The next major F1 technology that is expected to be a standard feature on roads in the future, is not even in play right now. The Kinetic Energy Recovery System (KERS) was introduced last season. It stores the energy lost during braking to produce a power boost. Says Rishabh, “This wasn’t popular last year, because it needs a generator and battery, which makes the car very heavy. Next year, they will use it again because technology has reduced the weight of the generator.” When KERS eventually makes its way into road cars, the energy stored will not necessarily be used for power boosts but for driving smoothly.

There are aspects which F1 cars borrow from road cars, like in the small matter of being environment friendly. Last year, Bridgestone introduced a green tyre. The carbon emissions during manufacture were reduced. The tyre could also be recycled. Also, Narula says, “Last year, teams could make pit stops to refuel. This year they have to carry the fuel for the whole race. So the teams have been concentrating on mileage.” 

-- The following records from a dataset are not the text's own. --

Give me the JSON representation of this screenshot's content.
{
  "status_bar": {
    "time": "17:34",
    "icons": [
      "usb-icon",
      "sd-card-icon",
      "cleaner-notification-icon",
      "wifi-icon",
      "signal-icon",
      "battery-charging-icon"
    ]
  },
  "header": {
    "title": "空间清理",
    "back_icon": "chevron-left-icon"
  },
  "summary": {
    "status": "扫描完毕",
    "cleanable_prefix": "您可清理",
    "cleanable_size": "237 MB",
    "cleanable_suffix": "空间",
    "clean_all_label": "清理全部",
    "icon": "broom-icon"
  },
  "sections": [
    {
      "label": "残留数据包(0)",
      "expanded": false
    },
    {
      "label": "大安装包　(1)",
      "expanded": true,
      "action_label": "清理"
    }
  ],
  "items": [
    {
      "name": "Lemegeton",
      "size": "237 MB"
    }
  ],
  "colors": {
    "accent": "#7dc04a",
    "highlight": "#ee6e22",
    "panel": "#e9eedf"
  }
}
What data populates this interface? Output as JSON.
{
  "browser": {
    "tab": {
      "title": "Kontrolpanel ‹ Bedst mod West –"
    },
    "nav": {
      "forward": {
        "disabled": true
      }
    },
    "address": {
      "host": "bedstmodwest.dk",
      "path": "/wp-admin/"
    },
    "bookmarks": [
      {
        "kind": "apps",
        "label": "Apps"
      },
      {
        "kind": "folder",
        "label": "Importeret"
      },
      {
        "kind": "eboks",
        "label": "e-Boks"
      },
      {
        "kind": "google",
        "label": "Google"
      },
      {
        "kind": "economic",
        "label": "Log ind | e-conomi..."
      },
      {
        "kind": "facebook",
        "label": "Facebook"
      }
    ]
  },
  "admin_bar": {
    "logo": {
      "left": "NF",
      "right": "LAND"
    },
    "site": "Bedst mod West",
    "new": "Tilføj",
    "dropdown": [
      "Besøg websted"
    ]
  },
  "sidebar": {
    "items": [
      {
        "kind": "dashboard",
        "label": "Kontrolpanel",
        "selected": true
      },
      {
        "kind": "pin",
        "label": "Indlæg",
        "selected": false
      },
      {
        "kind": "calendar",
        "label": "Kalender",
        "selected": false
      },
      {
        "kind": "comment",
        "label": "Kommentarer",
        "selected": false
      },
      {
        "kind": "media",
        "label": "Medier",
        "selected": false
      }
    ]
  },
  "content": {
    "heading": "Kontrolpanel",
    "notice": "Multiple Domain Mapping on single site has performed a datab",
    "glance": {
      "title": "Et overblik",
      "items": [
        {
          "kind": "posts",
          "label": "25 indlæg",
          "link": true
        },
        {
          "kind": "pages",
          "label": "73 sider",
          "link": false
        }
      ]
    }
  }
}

More fuel increases the weight of the car, affecting speed. Says Chandhok, “Improving fuel efficiency without losing engine performance is one of the most important tasks for engineers this year. If we can have an engine that consumes 10 kg of fuel less over a race distance, that will be a gain of three-tenths of a second per lap.” This is the area where road cars are ahead of the F1 curve. Says Rush Parekh, “Hybrid tech is already more advanced than the powerplants we see on today’s F1 cars. And there is serious development going on in the automotive industry, with relevance to alternative fuel technologies.”